Go through the data below. Pull out every line that has the word "author".
-- Opening Marker --
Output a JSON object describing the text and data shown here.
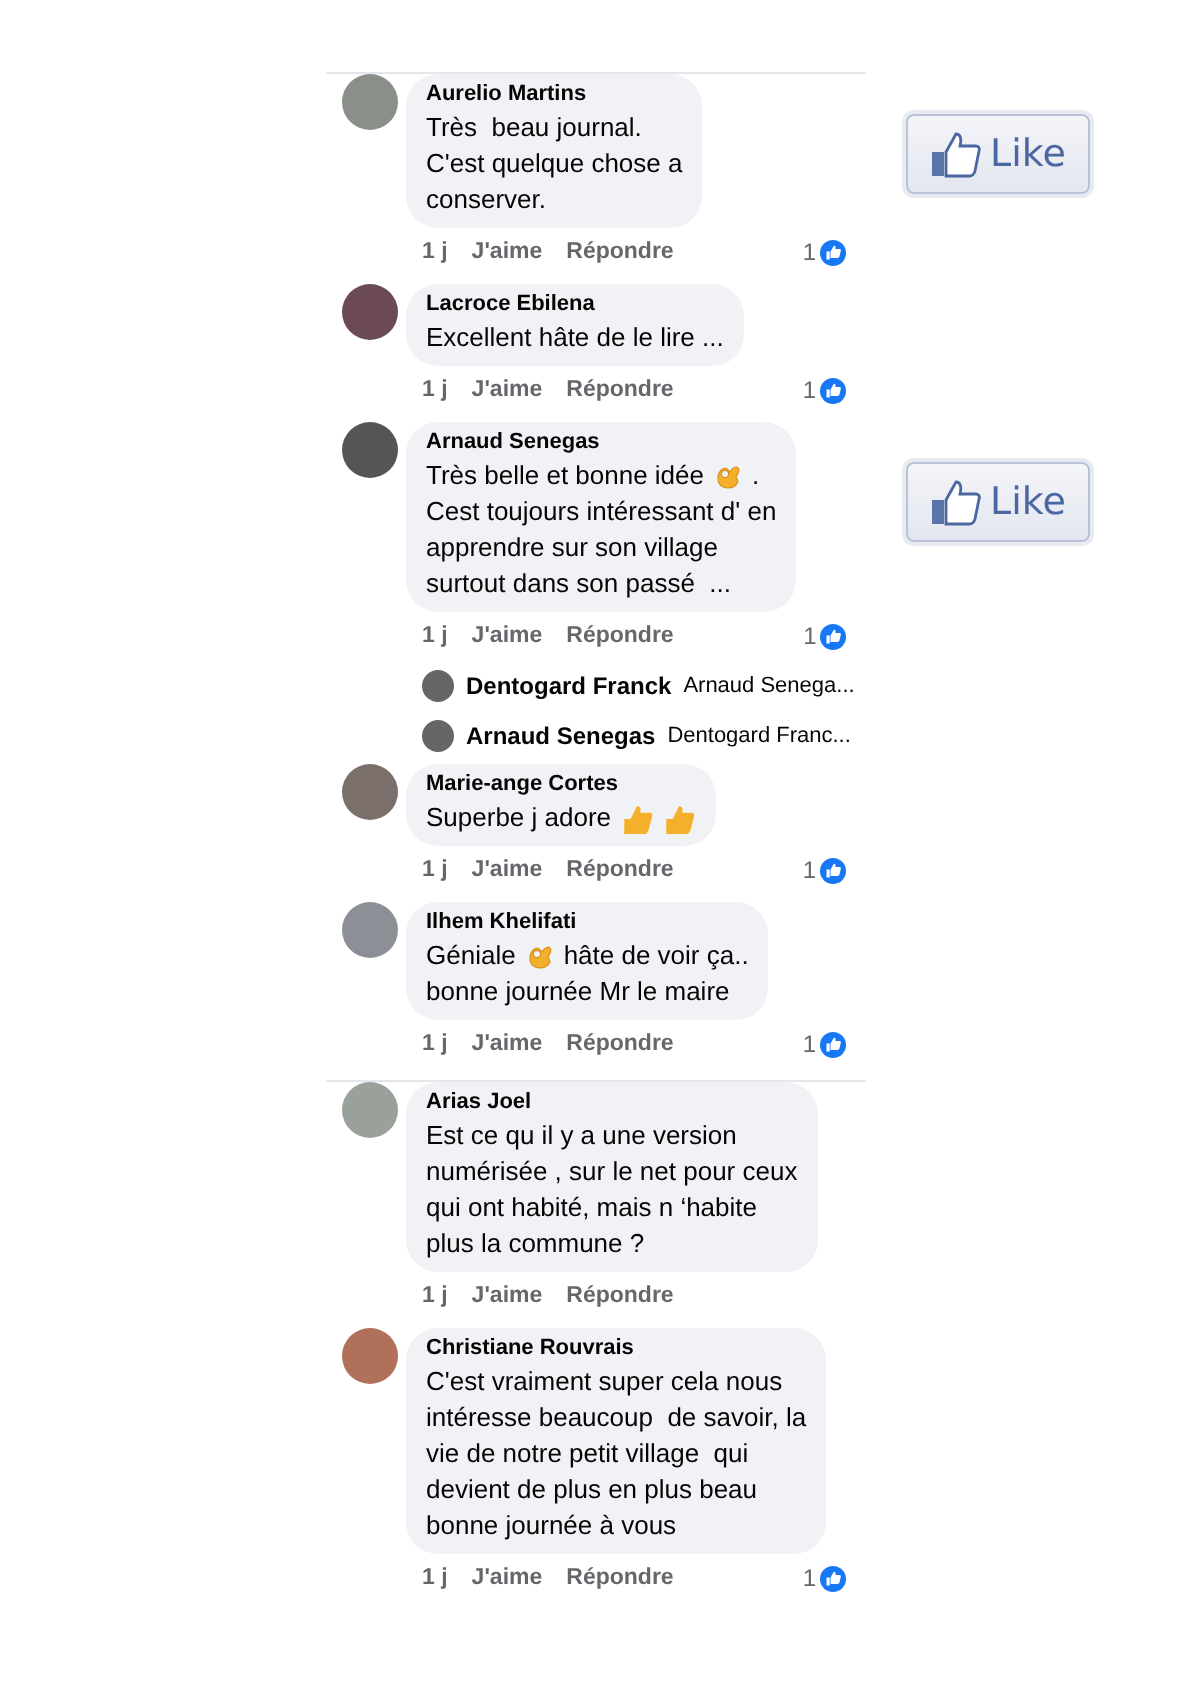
{
  "panels": [
    {
      "comments": [
        {
          "author": "Aurelio Martins",
          "lines": [
            [
              {
                "kind": "text",
                "text": "Très  beau journal."
              }
            ],
            [
              {
                "kind": "text",
                "text": "C'est quelque chose a"
              }
            ],
            [
              {
                "kind": "text",
                "text": "conserver."
              }
            ]
          ],
          "time": "1 j",
          "like_action": "J'aime",
          "reply_action": "Répondre",
          "reactions": "1",
          "like_button": "Like"
        },
        {
          "author": "Lacroce Ebilena",
          "lines": [
            [
              {
                "kind": "text",
                "text": "Excellent hâte de le lire ..."
              }
            ]
          ],
          "time": "1 j",
          "like_action": "J'aime",
          "reply_action": "Répondre",
          "reactions": "1"
        },
        {
          "author": "Arnaud Senegas",
          "lines": [
            [
              {
                "kind": "text",
                "text": "Très belle et bonne idée"
              },
              {
                "kind": "ok_hand"
              },
              {
                "kind": "text",
                "text": "."
              }
            ],
            [
              {
                "kind": "text",
                "text": "Cest toujours intéressant d' en"
              }
            ],
            [
              {
                "kind": "text",
                "text": "apprendre sur son village"
              }
            ],
            [
              {
                "kind": "text",
                "text": "surtout dans son passé  ..."
              }
            ]
          ],
          "time": "1 j",
          "like_action": "J'aime",
          "reply_action": "Répondre",
          "reactions": "1",
          "like_button": "Like",
          "replies": [
            {
              "author": "Dentogard Franck",
              "preview": "Arnaud Senega..."
            },
            {
              "author": "Arnaud Senegas",
              "preview": "Dentogard Franc..."
            }
          ]
        },
        {
          "author": "Marie-ange Cortes",
          "lines": [
            [
              {
                "kind": "text",
                "text": "Superbe j adore"
              },
              {
                "kind": "thumbs_up"
              },
              {
                "kind": "thumbs_up"
              }
            ]
          ],
          "time": "1 j",
          "like_action": "J'aime",
          "reply_action": "Répondre",
          "reactions": "1"
        },
        {
          "author": "Ilhem Khelifati",
          "lines": [
            [
              {
                "kind": "text",
                "text": "Géniale"
              },
              {
                "kind": "ok_hand"
              },
              {
                "kind": "text",
                "text": "hâte de voir ça.."
              }
            ],
            [
              {
                "kind": "text",
                "text": "bonne journée Mr le maire"
              }
            ]
          ],
          "time": "1 j",
          "like_action": "J'aime",
          "reply_action": "Répondre",
          "reactions": "1"
        }
      ]
    },
    {
      "comments": [
        {
          "author": "Arias Joel",
          "lines": [
            [
              {
                "kind": "text",
                "text": "Est ce qu il y a une version"
              }
            ],
            [
              {
                "kind": "text",
                "text": "numérisée , sur le net pour ceux"
              }
            ],
            [
              {
                "kind": "text",
                "text": "qui ont habité, mais n ‘habite"
              }
            ],
            [
              {
                "kind": "text",
                "text": "plus la commune ?"
              }
            ]
          ],
          "time": "1 j",
          "like_action": "J'aime",
          "reply_action": "Répondre"
        },
        {
          "author": "Christiane Rouvrais",
          "lines": [
            [
              {
                "kind": "text",
                "text": "C'est vraiment super cela nous"
              }
            ],
            [
              {
                "kind": "text",
                "text": "intéresse beaucoup  de savoir, la"
              }
            ],
            [
              {
                "kind": "text",
                "text": "vie de notre petit village  qui"
              }
            ],
            [
              {
                "kind": "text",
                "text": "devient de plus en plus beau"
              }
            ],
            [
              {
                "kind": "text",
                "text": "bonne journée à vous"
              }
            ]
          ],
          "time": "1 j",
          "like_action": "J'aime",
          "reply_action": "Répondre",
          "reactions": "1"
        }
      ]
    }
  ]
}
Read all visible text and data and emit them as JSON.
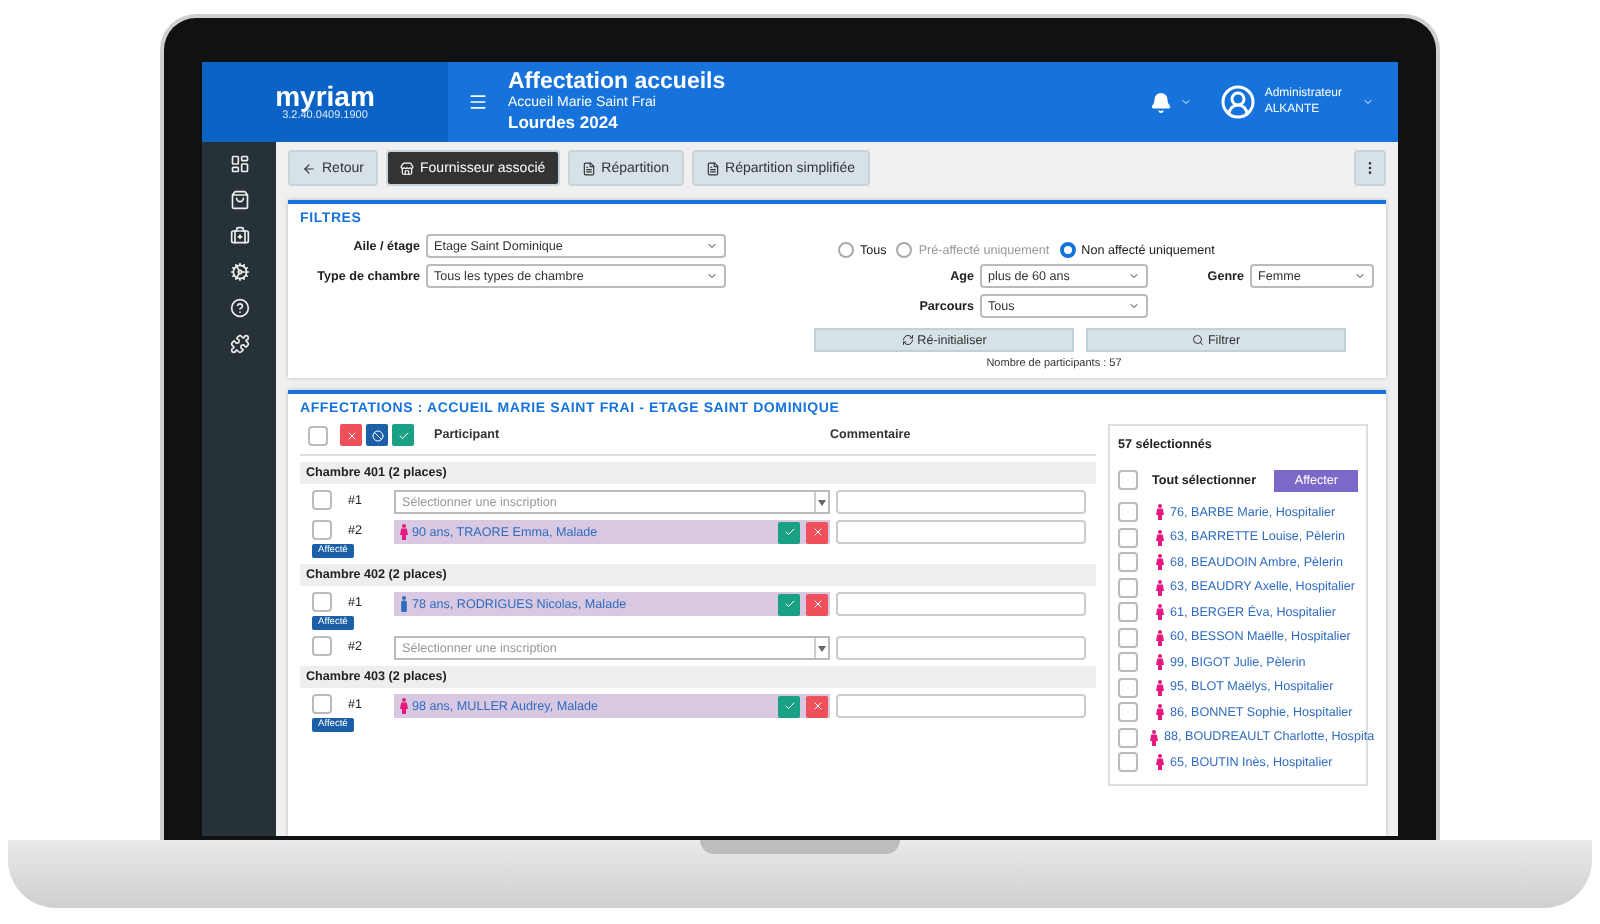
{
  "header": {
    "app_name": "myriam",
    "version": "3.2.40.0409.1900",
    "title": "Affectation accueils",
    "subtitle": "Accueil Marie Saint Frai",
    "event": "Lourdes 2024",
    "user": {
      "role": "Administrateur",
      "name": "ALKANTE"
    }
  },
  "toolbar": [
    {
      "label": "Retour",
      "kind": "back",
      "selected": false
    },
    {
      "label": "Fournisseur associé",
      "kind": "store",
      "selected": true
    },
    {
      "label": "Répartition",
      "kind": "pdf",
      "selected": false
    },
    {
      "label": "Répartition simplifiée",
      "kind": "pdf",
      "selected": false
    }
  ],
  "filters": {
    "title": "FILTRES",
    "left": [
      {
        "label": "Aile / étage",
        "value": "Etage Saint Dominique"
      },
      {
        "label": "Type de chambre",
        "value": "Tous les types de chambre"
      }
    ],
    "radios": [
      {
        "label": "Tous",
        "selected": false,
        "disabled": false
      },
      {
        "label": "Pré-affecté uniquement",
        "selected": false,
        "disabled": true
      },
      {
        "label": "Non affecté uniquement",
        "selected": true,
        "disabled": false
      }
    ],
    "age": {
      "label": "Age",
      "value": "plus de 60 ans"
    },
    "genre": {
      "label": "Genre",
      "value": "Femme"
    },
    "parcours": {
      "label": "Parcours",
      "value": "Tous"
    },
    "reset_button": "Ré-initialiser",
    "filter_button": "Filtrer",
    "count": "Nombre de participants : 57"
  },
  "affectations": {
    "title": "AFFECTATIONS : ACCUEIL MARIE SAINT FRAI - ETAGE SAINT DOMINIQUE",
    "columns": [
      "Participant",
      "Commentaire"
    ],
    "header_checkbox": {
      "checked": false
    },
    "rooms": [
      {
        "title": "Chambre 401 (2 places)",
        "slots": [
          {
            "number": "#1",
            "kind": "empty",
            "checked": false,
            "placeholder": "Sélectionner une inscription"
          },
          {
            "number": "#2",
            "kind": "assigned",
            "checked": false,
            "participant": {
              "text": "90 ans, TRAORE Emma, Malade",
              "kind": "female"
            },
            "badge": "Affecté"
          }
        ]
      },
      {
        "title": "Chambre 402 (2 places)",
        "slots": [
          {
            "number": "#1",
            "kind": "assigned",
            "checked": false,
            "participant": {
              "text": "78 ans, RODRIGUES Nicolas, Malade",
              "kind": "male"
            },
            "badge": "Affecté"
          },
          {
            "number": "#2",
            "kind": "empty",
            "checked": false,
            "placeholder": "Sélectionner une inscription"
          }
        ]
      },
      {
        "title": "Chambre 403 (2 places)",
        "slots": [
          {
            "number": "#1",
            "kind": "assigned",
            "checked": false,
            "participant": {
              "text": "98 ans, MULLER Audrey, Malade",
              "kind": "female"
            },
            "badge": "Affecté"
          }
        ]
      }
    ]
  },
  "selection": {
    "count": "57 sélectionnés",
    "select_all": {
      "label": "Tout sélectionner",
      "checked": false
    },
    "button": "Affecter",
    "items": [
      {
        "text": "76, BARBE Marie, Hospitalier",
        "kind": "female",
        "checked": false
      },
      {
        "text": "63, BARRETTE Louise, Pèlerin",
        "kind": "female",
        "checked": false
      },
      {
        "text": "68, BEAUDOIN Ambre, Pèlerin",
        "kind": "female",
        "checked": false
      },
      {
        "text": "63, BEAUDRY Axelle, Hospitalier",
        "kind": "female",
        "checked": false
      },
      {
        "text": "61, BERGER Éva, Hospitalier",
        "kind": "female",
        "checked": false
      },
      {
        "text": "60, BESSON Maëlle, Hospitalier",
        "kind": "female",
        "checked": false
      },
      {
        "text": "99, BIGOT Julie, Pèlerin",
        "kind": "female",
        "checked": false
      },
      {
        "text": "95, BLOT Maëlys, Hospitalier",
        "kind": "female",
        "checked": false
      },
      {
        "text": "86, BONNET Sophie, Hospitalier",
        "kind": "female",
        "checked": false
      },
      {
        "text": "88, BOUDREAULT Charlotte, Hospita",
        "kind": "female",
        "checked": false
      },
      {
        "text": "65, BOUTIN Inès, Hospitalier",
        "kind": "female",
        "checked": false
      }
    ]
  }
}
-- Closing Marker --
**Exercise response**
          "author": "Aurelio Martins",
          "author": "Lacroce Ebilena",
          "author": "Arnaud Senegas",
              "author": "Dentogard Franck",
              "author": "Arnaud Senegas",
          "author": "Marie-ange Cortes",
          "author": "Ilhem Khelifati",
          "author": "Arias Joel",
          "author": "Christiane Rouvrais",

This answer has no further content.